## PROBLEM
Give the tally of lines in the listing that include "JSON". No other words belong in the answer.
>>>>
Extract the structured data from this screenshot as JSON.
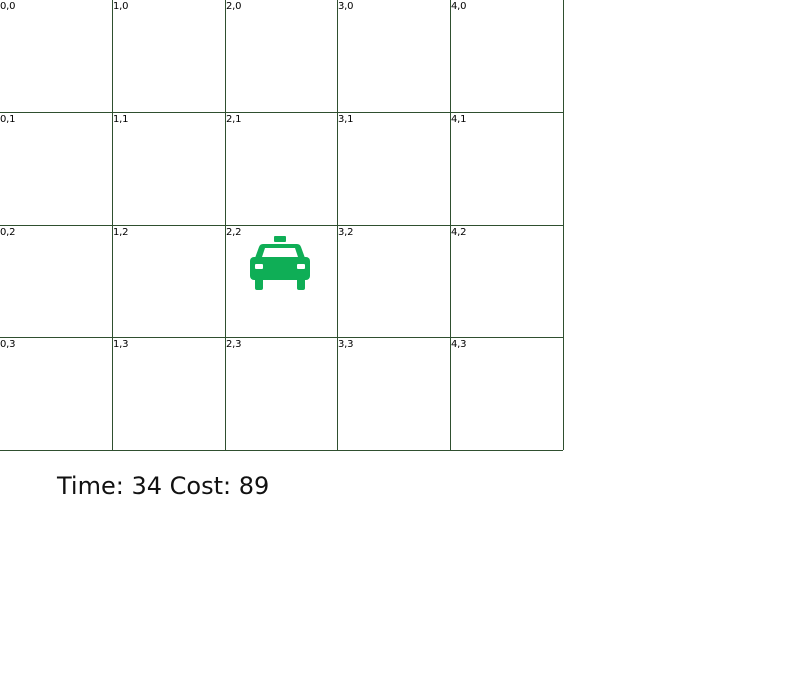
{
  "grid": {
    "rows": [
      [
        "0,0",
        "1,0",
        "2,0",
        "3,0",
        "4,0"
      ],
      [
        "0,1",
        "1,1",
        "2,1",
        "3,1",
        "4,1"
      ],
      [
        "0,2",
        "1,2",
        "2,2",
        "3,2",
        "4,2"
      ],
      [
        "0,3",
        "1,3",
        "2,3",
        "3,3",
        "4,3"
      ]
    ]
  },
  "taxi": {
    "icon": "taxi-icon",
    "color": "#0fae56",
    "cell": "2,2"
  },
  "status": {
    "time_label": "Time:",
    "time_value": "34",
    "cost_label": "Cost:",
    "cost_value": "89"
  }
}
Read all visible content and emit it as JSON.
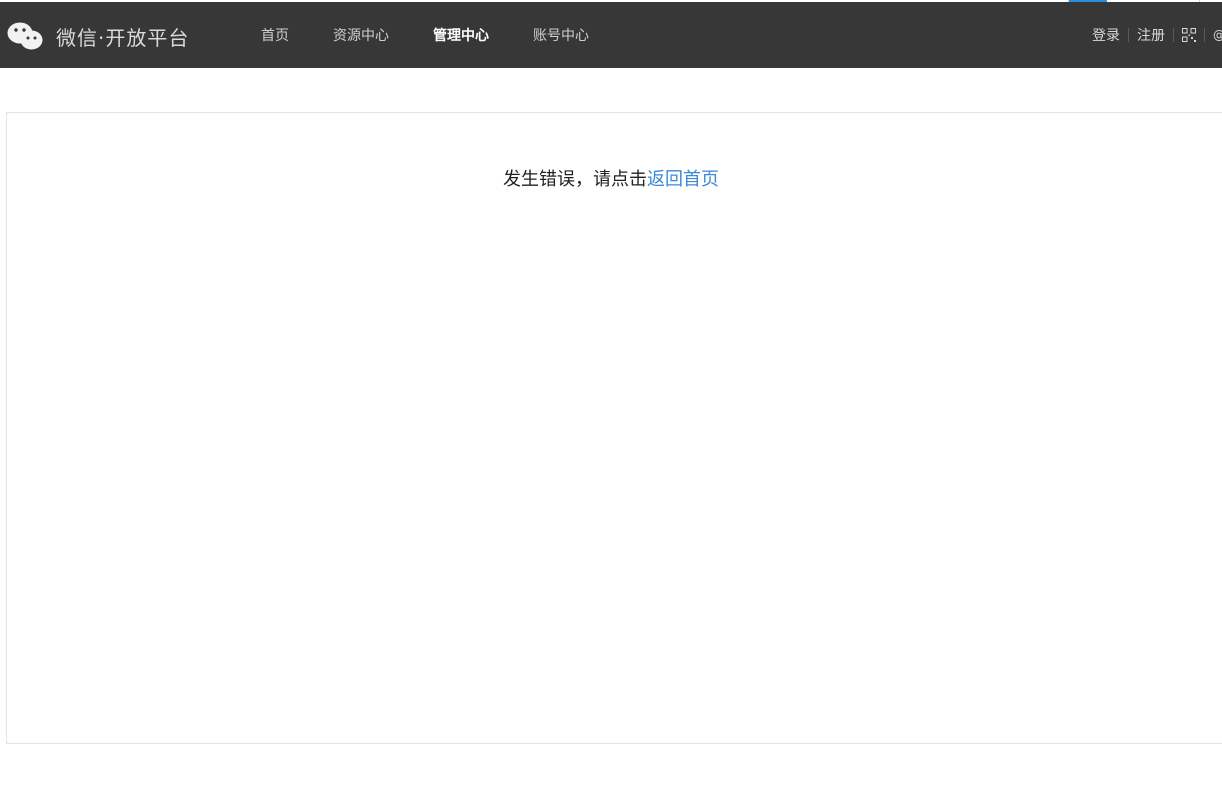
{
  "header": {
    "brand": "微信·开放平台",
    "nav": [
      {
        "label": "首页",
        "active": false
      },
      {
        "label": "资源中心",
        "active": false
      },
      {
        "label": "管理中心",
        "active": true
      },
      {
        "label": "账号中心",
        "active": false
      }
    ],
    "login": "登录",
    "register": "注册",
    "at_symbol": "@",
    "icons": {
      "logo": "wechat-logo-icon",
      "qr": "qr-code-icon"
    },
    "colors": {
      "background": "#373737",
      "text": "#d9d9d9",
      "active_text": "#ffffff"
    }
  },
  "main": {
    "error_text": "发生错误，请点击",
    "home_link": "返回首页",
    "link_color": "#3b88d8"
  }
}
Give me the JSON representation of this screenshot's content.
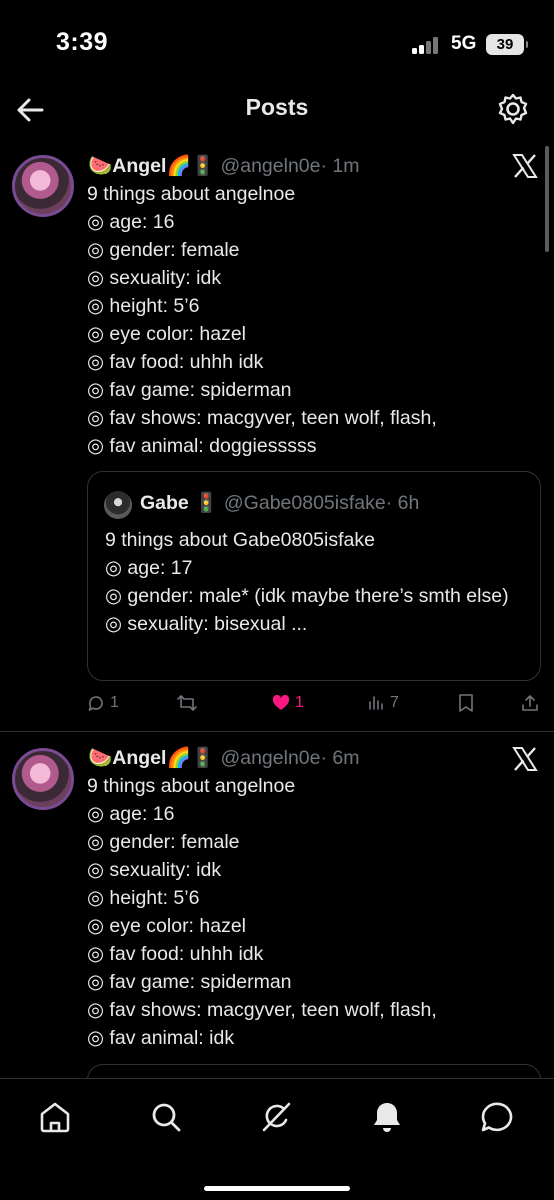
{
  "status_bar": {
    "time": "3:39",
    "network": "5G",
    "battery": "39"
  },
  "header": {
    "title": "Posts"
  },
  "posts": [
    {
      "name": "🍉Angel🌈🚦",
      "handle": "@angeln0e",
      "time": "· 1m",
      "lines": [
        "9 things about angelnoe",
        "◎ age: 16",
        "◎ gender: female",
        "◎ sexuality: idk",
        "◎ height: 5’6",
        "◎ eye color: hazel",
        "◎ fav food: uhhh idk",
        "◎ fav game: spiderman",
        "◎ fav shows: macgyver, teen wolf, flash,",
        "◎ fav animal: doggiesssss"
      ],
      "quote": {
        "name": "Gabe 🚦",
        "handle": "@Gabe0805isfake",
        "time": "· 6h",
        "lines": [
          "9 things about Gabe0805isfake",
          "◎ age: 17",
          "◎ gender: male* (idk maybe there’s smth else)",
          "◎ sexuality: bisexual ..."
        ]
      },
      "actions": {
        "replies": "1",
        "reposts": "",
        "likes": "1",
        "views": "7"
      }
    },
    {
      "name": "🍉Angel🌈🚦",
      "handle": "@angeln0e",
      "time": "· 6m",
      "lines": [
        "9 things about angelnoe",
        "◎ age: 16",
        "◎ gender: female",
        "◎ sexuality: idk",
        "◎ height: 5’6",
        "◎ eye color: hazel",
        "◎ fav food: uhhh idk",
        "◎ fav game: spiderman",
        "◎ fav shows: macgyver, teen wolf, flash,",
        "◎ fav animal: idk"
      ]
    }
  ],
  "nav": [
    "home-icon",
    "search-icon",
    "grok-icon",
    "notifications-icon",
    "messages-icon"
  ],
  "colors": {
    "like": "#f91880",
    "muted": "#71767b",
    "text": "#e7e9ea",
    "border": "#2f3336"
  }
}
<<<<
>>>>
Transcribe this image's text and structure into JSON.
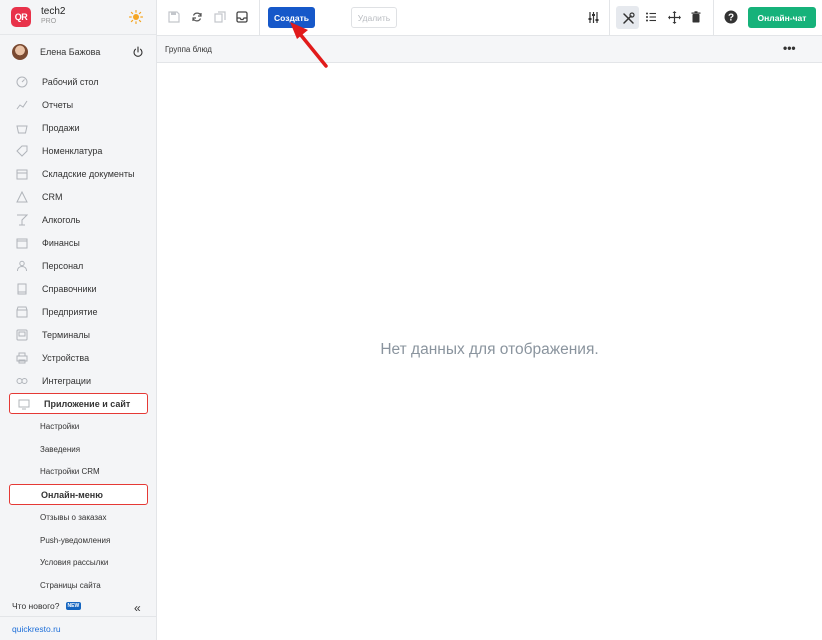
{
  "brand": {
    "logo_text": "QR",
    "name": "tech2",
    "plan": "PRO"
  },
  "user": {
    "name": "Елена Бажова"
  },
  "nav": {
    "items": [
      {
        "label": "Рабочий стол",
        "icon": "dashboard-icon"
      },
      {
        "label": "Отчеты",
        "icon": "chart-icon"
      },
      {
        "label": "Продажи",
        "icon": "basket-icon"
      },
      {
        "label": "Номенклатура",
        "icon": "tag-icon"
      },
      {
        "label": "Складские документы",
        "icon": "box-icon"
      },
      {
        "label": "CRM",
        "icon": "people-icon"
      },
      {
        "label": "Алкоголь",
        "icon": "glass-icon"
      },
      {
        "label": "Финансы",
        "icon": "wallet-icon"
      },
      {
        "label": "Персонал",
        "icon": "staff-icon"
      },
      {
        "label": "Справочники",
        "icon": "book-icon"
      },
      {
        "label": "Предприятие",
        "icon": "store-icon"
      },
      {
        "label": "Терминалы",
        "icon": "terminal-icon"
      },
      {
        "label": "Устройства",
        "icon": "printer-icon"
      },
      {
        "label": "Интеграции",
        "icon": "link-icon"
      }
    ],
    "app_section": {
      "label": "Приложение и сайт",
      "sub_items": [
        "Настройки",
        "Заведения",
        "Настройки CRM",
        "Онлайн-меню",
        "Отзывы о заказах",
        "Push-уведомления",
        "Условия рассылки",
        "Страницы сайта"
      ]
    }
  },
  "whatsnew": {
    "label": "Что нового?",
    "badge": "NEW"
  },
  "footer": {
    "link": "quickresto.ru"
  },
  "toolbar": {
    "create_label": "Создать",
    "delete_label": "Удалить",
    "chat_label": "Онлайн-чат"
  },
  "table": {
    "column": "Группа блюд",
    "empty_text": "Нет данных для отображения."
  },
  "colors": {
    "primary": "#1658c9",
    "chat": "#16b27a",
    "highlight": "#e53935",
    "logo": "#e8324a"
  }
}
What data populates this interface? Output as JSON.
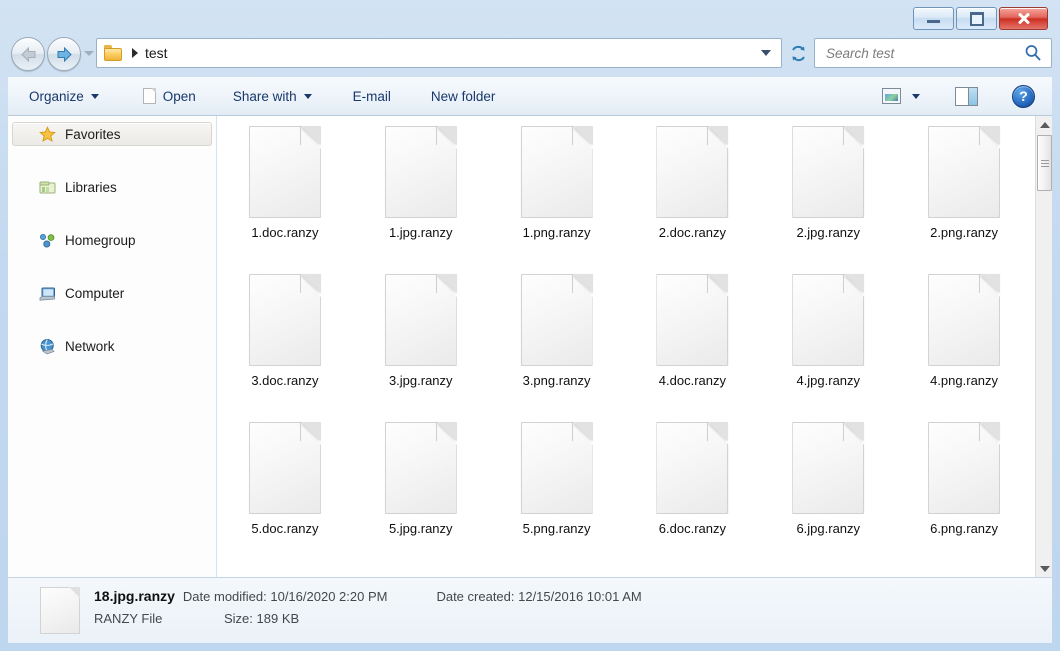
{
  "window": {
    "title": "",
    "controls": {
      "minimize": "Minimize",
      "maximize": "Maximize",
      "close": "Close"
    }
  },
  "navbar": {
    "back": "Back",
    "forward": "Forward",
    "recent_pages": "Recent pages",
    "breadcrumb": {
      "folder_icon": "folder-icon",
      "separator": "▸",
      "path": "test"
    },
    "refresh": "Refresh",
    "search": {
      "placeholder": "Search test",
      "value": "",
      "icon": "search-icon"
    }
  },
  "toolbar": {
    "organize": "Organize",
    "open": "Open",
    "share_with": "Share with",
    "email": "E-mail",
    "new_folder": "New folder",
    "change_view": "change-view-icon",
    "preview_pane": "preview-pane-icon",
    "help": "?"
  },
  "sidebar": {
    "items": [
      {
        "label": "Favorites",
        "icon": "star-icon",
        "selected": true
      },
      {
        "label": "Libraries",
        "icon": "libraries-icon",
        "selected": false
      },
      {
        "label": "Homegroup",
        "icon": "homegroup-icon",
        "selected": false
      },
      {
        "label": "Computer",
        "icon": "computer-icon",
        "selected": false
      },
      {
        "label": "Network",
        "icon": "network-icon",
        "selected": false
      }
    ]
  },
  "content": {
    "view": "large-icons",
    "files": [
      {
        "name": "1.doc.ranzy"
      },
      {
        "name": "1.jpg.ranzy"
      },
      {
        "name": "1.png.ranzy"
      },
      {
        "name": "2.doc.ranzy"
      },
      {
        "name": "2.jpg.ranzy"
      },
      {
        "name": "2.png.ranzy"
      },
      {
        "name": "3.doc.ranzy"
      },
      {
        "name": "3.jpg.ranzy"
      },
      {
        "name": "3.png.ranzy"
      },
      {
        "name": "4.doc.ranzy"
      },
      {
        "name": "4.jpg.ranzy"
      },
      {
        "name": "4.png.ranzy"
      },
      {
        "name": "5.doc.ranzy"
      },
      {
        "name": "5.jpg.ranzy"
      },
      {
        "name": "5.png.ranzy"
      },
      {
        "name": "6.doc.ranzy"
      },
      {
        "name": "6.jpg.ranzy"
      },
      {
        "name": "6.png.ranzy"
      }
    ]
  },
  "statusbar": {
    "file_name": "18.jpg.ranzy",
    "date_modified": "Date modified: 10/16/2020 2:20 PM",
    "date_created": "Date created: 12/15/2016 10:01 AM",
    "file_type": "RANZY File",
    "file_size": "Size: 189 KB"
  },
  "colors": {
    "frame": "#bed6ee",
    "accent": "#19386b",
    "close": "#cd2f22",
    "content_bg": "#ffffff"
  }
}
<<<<
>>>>
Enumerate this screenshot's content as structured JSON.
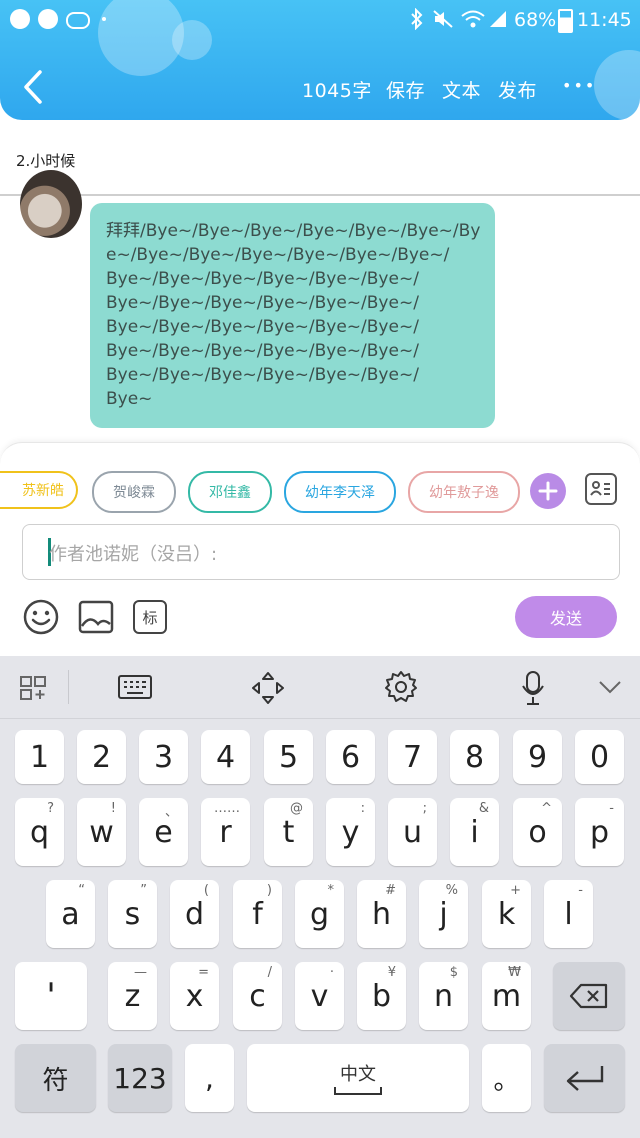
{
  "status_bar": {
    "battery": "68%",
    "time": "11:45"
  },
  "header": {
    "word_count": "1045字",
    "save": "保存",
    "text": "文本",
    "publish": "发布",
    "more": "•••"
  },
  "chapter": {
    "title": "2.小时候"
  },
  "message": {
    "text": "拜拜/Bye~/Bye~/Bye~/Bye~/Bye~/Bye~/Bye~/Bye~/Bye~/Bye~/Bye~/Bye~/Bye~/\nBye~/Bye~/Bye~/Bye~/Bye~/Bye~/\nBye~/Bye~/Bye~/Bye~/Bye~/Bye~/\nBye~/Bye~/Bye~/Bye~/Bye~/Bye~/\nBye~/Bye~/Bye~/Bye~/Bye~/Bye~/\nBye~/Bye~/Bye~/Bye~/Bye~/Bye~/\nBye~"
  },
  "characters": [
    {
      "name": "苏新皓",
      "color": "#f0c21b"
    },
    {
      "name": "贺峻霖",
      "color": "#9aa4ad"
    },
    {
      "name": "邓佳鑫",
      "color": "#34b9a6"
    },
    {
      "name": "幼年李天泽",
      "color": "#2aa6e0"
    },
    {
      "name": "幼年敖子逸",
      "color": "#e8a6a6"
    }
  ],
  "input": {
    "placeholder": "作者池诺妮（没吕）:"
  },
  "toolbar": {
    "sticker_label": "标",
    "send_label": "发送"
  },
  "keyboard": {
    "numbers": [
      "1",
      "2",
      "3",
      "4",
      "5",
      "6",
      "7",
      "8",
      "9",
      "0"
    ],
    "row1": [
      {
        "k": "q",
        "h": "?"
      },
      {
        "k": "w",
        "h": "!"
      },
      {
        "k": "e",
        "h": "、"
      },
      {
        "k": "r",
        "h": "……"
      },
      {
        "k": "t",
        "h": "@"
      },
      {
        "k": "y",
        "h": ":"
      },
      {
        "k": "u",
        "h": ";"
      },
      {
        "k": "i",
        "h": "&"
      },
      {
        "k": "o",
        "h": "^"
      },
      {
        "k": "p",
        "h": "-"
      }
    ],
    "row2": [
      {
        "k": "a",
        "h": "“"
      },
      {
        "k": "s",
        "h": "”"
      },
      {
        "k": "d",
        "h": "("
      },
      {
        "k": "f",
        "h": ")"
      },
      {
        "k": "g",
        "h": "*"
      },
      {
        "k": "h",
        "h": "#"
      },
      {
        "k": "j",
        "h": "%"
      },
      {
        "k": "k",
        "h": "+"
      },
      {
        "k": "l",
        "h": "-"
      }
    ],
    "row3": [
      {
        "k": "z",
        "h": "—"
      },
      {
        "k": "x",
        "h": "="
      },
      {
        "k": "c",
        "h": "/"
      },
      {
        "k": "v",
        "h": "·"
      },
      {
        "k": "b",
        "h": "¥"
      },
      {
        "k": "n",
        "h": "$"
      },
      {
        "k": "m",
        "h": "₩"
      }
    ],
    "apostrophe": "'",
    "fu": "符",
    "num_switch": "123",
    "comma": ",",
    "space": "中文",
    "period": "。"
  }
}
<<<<
## RESULT OF THE EXERCISE
6